If you’ve enjoyed this recipe, I’d love for you to leave a star rating in the recipe card and/or a comment review below!
Cavatelli and Broccoli
- 1 ½ Tablespoons (28g) table salt for salting water
- 12 ounces (339g) broccoli florets (just over 6 cups)
- 4 Tablespoons (60 ml) olive oil
- Half of a medium onion, diced (approximately 115g)
- 8 cloves garlic minced/pressed
- 1 lb (454g) frozen cavatelli (see note about dried)
- ⅓ cup (79 ml) dry white wine
- ¾ cup (180 ml) reduced-sodium chicken broth
- ⅔ cup (1.3 oz, 37g) finely grated Pecorino Romano or Parmesan more for serving
- Freshly ground pepper to taste
- Crushed red pepper flakes for serving (optional)
- Add 4 quarts of water (3.79 liters) to a large pot set on the stove over high heat. Once boiling, add 1 ½ Tablespoons of table salt to the water.
- Add the broccoli florets to the salted boiling water and blanche for 2 minutes (keep time from when the water returns to a boil). Remove with a skimmer/strainer to a colander/bowl and set aside for now. Place a lid on the pot of water to prevent evaporation, turn off the heat, but keep it on the burner for use in a little bit.
- Add olive oil to a large pan set over medium heat. Once heated, add the diced onion and cook for 5-6 minutes (get a jump start on the cavatelli in the next step while the onion cooks), then add the minced garlic and cook for 1 minute more.

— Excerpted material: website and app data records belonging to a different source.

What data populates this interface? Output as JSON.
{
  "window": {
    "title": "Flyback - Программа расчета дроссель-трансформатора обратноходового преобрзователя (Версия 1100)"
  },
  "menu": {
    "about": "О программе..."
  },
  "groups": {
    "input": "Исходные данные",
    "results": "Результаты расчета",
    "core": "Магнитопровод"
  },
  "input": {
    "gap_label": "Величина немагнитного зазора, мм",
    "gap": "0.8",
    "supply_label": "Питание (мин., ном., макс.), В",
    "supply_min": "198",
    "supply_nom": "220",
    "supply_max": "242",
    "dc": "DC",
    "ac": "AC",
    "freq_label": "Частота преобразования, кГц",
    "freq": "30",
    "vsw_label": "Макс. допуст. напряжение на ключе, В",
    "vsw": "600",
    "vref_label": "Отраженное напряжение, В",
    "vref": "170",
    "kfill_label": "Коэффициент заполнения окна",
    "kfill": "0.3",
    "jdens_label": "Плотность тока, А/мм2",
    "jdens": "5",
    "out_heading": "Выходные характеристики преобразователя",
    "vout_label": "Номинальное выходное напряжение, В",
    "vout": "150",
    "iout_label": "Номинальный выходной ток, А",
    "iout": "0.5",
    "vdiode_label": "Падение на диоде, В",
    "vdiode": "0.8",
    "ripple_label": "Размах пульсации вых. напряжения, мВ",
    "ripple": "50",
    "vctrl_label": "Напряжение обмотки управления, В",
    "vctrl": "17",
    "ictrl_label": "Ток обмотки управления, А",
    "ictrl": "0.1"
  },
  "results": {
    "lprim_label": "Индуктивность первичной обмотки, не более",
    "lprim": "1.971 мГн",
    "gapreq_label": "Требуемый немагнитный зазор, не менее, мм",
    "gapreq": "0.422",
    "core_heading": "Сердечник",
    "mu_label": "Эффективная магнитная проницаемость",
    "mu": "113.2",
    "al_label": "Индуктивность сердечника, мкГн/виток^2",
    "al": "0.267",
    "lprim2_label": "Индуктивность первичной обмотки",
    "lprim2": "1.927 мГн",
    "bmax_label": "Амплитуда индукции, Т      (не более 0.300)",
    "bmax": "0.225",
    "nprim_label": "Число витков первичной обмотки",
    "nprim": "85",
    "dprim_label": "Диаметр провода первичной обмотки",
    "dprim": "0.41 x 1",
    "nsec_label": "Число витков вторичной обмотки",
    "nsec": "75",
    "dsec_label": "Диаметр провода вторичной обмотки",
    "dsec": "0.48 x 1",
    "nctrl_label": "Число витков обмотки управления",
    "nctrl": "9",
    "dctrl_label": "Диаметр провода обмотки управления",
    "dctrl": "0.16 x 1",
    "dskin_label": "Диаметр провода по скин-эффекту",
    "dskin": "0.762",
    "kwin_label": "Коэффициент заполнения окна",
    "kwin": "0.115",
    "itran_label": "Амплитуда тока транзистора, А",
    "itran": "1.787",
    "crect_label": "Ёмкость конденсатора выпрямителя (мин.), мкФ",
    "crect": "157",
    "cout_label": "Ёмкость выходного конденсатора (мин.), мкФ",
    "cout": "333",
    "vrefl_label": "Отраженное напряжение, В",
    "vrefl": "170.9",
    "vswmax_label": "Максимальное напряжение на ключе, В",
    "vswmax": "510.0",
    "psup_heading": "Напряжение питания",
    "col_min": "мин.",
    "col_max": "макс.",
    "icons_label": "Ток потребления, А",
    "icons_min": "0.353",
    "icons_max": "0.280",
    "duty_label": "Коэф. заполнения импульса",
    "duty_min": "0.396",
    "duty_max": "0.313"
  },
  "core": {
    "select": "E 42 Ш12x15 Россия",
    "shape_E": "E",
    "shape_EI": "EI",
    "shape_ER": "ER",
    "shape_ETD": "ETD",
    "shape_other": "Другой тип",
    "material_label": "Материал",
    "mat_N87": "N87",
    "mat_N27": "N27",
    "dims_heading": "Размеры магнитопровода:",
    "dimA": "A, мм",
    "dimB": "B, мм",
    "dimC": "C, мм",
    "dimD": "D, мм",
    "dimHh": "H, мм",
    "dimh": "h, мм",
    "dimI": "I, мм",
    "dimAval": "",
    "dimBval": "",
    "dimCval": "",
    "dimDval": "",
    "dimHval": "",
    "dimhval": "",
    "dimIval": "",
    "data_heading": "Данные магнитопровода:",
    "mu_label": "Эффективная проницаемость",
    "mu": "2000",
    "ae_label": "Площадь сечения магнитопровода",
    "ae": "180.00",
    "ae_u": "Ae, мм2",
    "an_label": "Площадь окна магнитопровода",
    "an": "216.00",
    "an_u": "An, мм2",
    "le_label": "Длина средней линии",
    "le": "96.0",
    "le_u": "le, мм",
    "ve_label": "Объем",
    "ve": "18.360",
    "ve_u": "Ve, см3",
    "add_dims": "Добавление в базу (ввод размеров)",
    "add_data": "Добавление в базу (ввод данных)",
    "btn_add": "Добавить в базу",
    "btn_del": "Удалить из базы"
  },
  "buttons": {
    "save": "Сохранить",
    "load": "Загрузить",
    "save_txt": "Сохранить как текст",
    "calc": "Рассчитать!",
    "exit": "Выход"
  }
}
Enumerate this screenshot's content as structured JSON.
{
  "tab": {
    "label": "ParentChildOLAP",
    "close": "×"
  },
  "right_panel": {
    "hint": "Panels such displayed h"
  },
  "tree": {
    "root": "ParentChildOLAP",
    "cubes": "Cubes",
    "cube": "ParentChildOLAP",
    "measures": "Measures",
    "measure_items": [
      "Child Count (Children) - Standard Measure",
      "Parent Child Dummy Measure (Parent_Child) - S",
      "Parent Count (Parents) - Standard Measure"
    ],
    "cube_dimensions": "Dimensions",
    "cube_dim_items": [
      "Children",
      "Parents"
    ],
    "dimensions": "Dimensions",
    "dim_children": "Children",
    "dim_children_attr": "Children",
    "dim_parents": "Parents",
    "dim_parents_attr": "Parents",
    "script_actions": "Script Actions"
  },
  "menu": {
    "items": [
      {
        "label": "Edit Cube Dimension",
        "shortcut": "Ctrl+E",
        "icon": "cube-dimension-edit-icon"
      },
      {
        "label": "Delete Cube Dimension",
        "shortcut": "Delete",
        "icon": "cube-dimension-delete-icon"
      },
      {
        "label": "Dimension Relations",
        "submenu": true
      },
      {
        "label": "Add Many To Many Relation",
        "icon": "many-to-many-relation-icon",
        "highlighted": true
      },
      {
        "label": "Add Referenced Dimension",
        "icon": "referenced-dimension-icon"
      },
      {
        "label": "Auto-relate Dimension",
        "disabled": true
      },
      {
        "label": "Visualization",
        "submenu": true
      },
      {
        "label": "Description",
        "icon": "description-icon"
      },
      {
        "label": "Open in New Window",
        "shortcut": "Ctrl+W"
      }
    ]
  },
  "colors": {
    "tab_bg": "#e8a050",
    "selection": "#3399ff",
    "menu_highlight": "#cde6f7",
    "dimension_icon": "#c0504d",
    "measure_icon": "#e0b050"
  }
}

- Bring the pot of salted water back to a boil and add the cavatelli. Cook until al dente according to package instructions, which is 5 minutes for frozen cavatelli. Once cooked, do not drain the water from the pot.
- Back to the pan: pour in the white wine to deglaze the pan, scraping up any burnt bits from the bottom of the pan as the wine bubbles.
- Cook until the wine has nearly all reduced, then pour in the chicken broth and stir everything up. Adjust the heat so the broth is at a constant simmer and reduces by about half, 4-5 minutes.
- Add the blanched broccoli florets to the pan and give everything a big stir. Cook for 3 minutes, or until the florets are just tender but not mushy.
- Use a skimmer or strainer to transfer the cooked al dente cavatelli to the pan with the broccoli, then add one ladle of the pasta water to the pan with the cavatelli and broccoli. Add the grated Pecorino Romano or Parmesan and stir as the liquid reduces into a light sauce.
- Once the liquid has reduced to your liking, adjust the seasonings before serving: add ground black pepper, salt if you like, crushed red pepper, additional grated cheese, a squeeze of fresh lemon, etc.
- If for some reason you're using a smaller quantity of water, do reduce the salt by a relative amount as less water will cause it to have a higher salt concentration.
- In a recipe with multiple moving parts like this one, I recommend sticking close to the recommended timing on certain steps (blanching broccoli, boiling pasta, finishing in pan) as you want to prevent things from becoming mushy.
- I use table salt when salting pasta water as it dissolves the quickest and is the cheapest, though other salt varieties can be used as it just dissolves, anyway. If substituting in a different type of salt, look up the conversion to table salt for the particular variety and brand you're using as it's not the same across the board.
Nutritional information is provided as an estimate. As it can vary due to many factors (brands used, quantities, etc.), we cannot guarantee its accuracy.Food Safety and Nutrition Disclaimer